Over 15 years ago, I had an idea I suggested to Rhino Records that came from me spotting a 45 I found on Stone Flower Records. The Atlantic-distributed subsidiary was short lived but was a label given to Sly Stone as a way for him to record new music. In truth, it has been said that Stone wanted to come out with new music outside of his Epic Records soundtrack so as he was putting together what would become his There’s A Riot Going On album, he went into the studio to release a lot of material. I had learned that Little Sister, which featured Stone’s sister Venetta Steward, had recorded a full album meant for release, but remained in the tape vaults at the last minute when Sly finished the Family Stone album form Epic. So I knew more music existed. I figured Rhino Records would be the label to contact since it’s a Warner Bros.-related label, Atlantic is distributed by Warner Bros., it wouldn’t be difficult to come up with the masters. I did not get a response from Rhino, and I thought it would be a way for fans to hear music I felt already had a potential audience, and collectors would go nuts over it.
15 years later, Seattle’s Light In The Attic have released a compilation that is very much exactly what I wanted Rhino to do so what became Rhino’s loss is now LITA’s gain. I’m Just Like You: Sly’s Stone Flower 1969-70 features the four 45’s Stone Flower Records released, plus a wealth of songs that had remained unreleased until now. If you are a fan of Sly Stone, then you have definitely heard Little Sister’s “Somebody’s Watching You”, “Stanga”, and “You’re The One (Parts 1 & 2)”. If you are a Stone collector, you most likely picked up or heard of 6iX and the song “Just Like You”. You may have even heard of an early version of “Life & Death In G & A (Parts 1 & 2)” by Acaba Dream, released by A&M but was Sly & The Family Stone incognito with Hicks on vocals. In Hicks’ own version, it’s much slower, sleazier, grittier, dirtier but very much sexier.

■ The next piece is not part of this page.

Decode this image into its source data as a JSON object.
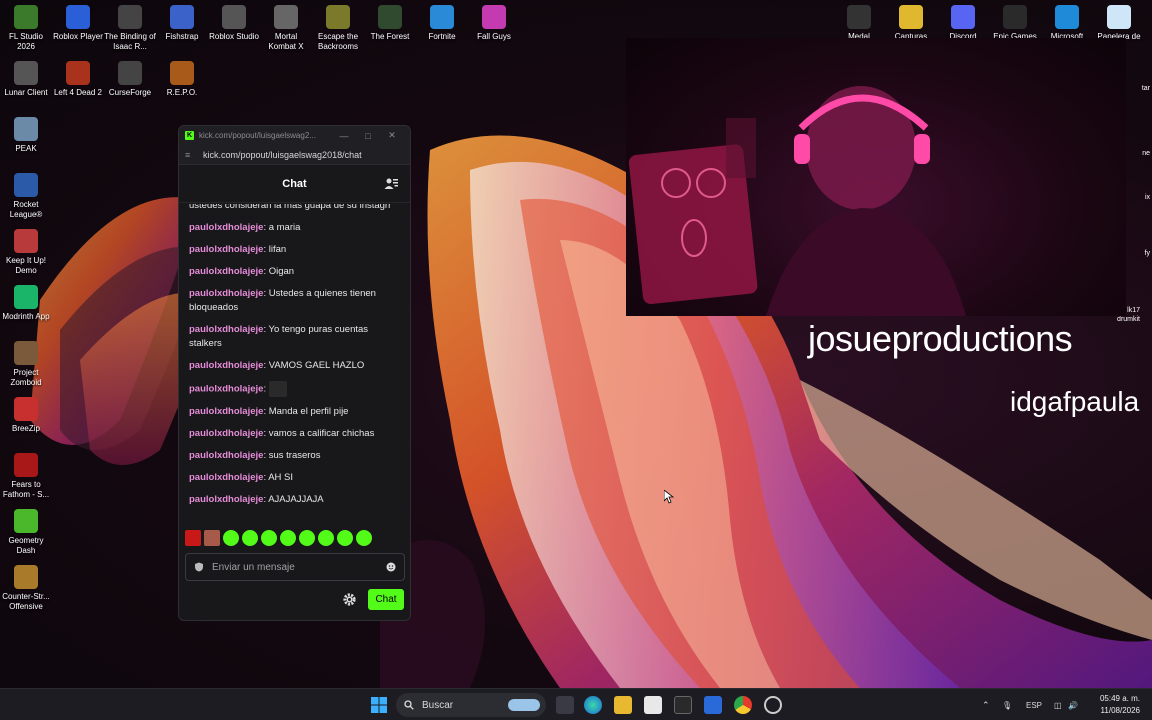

In truth, while the vocalist on these songs were by others, all of the music was entirely played by Sly Stone, and all come off as skeletal elements of what would become There’s A Riot Going On, consider this a deep deluxe edition in a way.
What you also get on hear is the single Hicks released through Scepter Records, “Home Sweet Home – Part II” and “I’m Goin’ Home”. Both had Stone involvement and the label said it was a Stone Flower production, so it seems Stone was trying to find yet another label to release his music. If there are any major highlights on an album that is a highlight in itself, it’s the songs credited solely to Sly Stone, including an early version of “Africa”. One gets a sense that he was getting deep into himself as he was putting these together, but arguably this may have been the seeds of what happened when Stone started to lose himself as well. The man was a wizard in the recording studio and understood the roles he played inside, so what we’re hearing is a master that was up there with people like Frank Zappa, Todd Rundgren, Paul McCartney, and Stevie Wonder Stone deserves to be ranked up there with the musical geniuses, and is example of the shadows someone like Madlib is in with his great production techniques.
In a greedy matter, I would have loved to have been an executive producer for a project like this had Rhino Records given the go-ahead. Today, I look at Light In The Attic Records as a label that came up with the idea too and did I’m Just Like You: Sly’s Stone Flower 1969-70 properly. For me, this was long-awaited and fortunately, they did it right. Job well done.